Next-generation Countryman targets families needing enhanced practicality
Mini will take a bold first step into the mid-sized SUV market with the new, larger Countryman, created to stop the firm losing customers whose needs outgrow its current lineup.
“This is something for people that say ‘I have a second child now, so I can’t get the stroller into this one [the current Countryman]’,” said Wurst. “We need it for the people that we are losing right now, because they don’t have enough space.”
The Volkswagen ID 4 rival has also been conceived to grow the brand in the US market, which favours larger vehicles – something up until now Mini has not been able to cater to.
Visually, the car will differ from the current generation with a squarer front end, large front and rear overhangs and a more rugged treatment. It wears a more angular interpretation of Mini’s new bulbous headlights – as seen on the Cooper and Aceman.
It will expand on the current car’s powertrain line-up, with electric power replacing the soon-to-be-axed plug-in hybrid, alongside a petrol offering.
The entry-level electric variant will start with the Cooper’s and Aceman’s largest 54kWh battery, with a larger 64kWh unit offered in top-wrung SE guise. Although not yet confirmed, the longest-legged variant is expected to roughly match the iX1’s 272-mile maximum range. Power will start at 188bhp in the E, rising to 268bhp in the SE. The car will also be the only Mini offered with four-wheel drive, for both electric and combustion variants.
JCW variants, arriving in both ICE and EV forms, will, as well as offering extra grunt, get visual cues such as red brake callipers and quad-exit exhausts.

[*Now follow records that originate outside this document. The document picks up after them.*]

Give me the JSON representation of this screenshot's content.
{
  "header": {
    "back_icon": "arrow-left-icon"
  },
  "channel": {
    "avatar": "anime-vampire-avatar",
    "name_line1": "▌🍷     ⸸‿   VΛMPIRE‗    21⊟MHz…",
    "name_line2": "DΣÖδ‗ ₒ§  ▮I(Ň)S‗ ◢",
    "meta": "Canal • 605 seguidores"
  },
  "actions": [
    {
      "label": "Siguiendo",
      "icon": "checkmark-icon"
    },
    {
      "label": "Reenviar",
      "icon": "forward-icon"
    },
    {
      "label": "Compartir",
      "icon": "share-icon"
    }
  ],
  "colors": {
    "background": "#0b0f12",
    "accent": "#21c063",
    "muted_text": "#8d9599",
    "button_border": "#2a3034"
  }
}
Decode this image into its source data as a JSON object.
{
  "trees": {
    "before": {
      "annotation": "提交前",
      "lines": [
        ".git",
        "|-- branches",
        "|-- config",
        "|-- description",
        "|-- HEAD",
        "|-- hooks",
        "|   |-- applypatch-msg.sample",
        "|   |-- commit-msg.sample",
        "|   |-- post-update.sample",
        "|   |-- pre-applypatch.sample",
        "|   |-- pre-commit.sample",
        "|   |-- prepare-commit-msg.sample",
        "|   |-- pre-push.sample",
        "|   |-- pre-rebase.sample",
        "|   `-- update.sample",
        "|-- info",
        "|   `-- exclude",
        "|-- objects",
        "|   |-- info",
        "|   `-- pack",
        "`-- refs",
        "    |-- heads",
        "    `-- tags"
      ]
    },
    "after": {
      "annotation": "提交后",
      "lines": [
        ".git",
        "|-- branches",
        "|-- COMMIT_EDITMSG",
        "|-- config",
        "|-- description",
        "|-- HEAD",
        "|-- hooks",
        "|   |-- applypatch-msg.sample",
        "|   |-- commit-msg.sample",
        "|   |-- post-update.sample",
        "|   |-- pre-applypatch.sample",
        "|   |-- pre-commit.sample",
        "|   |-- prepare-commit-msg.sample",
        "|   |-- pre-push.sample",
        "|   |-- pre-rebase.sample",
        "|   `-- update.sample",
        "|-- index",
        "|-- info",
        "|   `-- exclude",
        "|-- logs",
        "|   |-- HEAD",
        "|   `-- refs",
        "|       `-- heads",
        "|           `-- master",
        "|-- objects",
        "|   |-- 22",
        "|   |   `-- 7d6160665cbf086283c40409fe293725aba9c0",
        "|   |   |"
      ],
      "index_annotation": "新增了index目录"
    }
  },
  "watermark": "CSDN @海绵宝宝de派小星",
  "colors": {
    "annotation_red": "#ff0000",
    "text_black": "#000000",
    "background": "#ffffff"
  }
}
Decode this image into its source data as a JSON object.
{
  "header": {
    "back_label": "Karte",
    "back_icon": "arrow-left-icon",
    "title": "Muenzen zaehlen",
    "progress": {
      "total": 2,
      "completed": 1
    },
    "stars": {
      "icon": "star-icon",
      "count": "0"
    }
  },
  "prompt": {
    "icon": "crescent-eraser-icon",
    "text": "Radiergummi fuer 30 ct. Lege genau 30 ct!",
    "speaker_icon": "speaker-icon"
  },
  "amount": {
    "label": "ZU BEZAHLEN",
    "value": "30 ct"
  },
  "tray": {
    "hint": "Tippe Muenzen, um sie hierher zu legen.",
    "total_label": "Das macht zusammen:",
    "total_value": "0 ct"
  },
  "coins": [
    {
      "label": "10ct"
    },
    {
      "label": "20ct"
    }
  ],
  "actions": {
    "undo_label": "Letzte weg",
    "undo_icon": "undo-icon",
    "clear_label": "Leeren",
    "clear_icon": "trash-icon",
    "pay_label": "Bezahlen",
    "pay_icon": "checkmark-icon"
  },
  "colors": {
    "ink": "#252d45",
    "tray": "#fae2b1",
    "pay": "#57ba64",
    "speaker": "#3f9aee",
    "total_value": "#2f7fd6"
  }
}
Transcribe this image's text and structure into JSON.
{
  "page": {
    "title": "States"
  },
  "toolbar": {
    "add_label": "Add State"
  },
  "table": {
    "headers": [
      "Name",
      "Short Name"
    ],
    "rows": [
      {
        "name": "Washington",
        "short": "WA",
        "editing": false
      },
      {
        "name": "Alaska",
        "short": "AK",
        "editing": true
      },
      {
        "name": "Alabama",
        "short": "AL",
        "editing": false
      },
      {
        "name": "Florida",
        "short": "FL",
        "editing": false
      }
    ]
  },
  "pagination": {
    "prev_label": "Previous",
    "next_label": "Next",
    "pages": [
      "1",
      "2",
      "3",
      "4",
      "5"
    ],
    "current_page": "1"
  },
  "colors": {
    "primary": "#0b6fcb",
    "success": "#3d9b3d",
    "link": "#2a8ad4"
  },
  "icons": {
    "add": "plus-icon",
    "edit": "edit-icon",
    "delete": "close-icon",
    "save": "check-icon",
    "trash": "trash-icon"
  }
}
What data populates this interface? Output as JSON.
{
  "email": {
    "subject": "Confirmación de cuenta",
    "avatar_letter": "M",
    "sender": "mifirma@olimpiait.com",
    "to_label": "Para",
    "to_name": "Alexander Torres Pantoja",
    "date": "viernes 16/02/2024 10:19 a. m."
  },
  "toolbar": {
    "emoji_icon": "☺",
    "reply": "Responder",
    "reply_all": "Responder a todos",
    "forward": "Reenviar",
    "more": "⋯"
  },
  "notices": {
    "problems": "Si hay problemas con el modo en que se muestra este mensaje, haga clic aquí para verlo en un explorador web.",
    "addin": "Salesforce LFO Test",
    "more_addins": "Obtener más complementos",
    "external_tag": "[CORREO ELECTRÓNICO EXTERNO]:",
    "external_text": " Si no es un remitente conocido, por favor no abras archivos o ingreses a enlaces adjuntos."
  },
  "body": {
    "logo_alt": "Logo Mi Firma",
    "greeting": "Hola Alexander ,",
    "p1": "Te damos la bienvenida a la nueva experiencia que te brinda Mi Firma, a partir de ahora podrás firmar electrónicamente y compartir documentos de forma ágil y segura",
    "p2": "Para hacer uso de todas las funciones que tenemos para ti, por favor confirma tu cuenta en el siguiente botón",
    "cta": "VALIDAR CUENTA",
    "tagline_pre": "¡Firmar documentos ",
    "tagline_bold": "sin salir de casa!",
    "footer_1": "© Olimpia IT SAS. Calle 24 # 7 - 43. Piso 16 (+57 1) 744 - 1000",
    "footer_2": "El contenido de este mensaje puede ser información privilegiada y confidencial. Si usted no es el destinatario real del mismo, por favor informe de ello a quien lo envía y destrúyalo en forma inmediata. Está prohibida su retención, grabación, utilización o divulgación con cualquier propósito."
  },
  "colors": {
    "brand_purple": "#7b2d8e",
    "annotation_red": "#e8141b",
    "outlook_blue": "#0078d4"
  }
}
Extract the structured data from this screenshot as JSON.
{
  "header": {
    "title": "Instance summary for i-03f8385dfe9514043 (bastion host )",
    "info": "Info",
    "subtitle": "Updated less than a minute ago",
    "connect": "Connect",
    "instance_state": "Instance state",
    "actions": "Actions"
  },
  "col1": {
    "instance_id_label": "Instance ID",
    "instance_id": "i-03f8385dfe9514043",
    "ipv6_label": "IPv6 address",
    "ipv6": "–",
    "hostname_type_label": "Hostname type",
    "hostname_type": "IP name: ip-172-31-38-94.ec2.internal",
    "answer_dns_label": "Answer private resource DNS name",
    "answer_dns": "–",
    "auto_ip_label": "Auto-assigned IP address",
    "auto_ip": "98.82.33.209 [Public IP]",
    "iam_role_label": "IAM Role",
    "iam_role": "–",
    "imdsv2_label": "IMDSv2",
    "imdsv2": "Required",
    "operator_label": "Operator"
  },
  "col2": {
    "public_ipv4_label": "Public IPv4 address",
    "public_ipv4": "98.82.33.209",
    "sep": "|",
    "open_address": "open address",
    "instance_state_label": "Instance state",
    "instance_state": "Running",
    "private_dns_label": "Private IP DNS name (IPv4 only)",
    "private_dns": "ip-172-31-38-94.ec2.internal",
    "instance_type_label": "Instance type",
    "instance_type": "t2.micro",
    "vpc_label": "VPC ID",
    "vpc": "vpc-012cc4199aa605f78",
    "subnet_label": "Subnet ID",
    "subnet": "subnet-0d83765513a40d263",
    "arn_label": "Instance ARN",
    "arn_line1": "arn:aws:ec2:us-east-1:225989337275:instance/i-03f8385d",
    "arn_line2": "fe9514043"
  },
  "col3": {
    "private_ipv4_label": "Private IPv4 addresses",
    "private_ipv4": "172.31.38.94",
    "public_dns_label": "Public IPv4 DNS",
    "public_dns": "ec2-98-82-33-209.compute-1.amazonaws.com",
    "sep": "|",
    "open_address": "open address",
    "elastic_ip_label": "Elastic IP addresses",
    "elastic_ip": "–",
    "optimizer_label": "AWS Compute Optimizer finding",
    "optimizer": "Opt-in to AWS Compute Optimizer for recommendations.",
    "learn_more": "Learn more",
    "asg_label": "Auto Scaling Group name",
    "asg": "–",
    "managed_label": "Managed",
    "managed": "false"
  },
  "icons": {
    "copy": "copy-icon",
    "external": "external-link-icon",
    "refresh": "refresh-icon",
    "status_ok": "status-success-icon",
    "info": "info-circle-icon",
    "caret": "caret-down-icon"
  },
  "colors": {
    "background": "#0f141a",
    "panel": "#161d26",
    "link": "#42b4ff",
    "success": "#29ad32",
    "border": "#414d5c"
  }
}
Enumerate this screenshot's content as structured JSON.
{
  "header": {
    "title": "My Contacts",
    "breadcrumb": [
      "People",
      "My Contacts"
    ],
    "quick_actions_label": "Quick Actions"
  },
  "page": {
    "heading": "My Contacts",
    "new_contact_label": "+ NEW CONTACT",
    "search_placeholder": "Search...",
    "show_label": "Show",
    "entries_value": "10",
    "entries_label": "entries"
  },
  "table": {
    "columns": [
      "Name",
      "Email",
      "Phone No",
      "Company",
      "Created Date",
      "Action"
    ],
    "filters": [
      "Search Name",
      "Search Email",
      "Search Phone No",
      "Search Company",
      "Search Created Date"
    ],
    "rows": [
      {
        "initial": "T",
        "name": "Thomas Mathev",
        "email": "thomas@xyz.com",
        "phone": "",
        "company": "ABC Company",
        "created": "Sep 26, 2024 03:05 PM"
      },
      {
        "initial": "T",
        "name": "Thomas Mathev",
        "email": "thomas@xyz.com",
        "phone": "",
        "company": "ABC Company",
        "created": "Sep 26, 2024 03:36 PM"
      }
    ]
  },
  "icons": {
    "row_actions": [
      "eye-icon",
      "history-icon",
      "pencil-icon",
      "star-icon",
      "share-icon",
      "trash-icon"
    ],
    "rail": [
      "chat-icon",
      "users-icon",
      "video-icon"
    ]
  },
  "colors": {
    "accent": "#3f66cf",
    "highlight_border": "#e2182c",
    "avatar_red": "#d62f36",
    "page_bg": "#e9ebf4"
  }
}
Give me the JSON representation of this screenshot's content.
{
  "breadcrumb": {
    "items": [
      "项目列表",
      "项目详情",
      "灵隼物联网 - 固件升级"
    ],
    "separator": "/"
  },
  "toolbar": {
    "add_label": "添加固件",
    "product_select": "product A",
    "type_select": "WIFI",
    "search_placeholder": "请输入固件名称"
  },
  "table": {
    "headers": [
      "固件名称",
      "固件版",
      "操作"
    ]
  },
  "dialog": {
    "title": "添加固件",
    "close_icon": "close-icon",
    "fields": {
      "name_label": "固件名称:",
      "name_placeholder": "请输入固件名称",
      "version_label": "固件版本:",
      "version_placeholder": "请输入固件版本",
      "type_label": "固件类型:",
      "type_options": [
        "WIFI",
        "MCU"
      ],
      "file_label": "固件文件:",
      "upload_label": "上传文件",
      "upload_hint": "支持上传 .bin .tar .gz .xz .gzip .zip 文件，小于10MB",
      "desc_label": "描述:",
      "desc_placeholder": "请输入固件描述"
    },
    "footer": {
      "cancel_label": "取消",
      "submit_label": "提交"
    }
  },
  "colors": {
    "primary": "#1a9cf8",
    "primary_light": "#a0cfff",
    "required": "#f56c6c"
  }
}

Although bulking up and changing shape, the Countryman will keep its name, something Wurst doesn’t believe will confuse customers: “I think they will understand. The Countryman is already established as the ‘big Mini’.”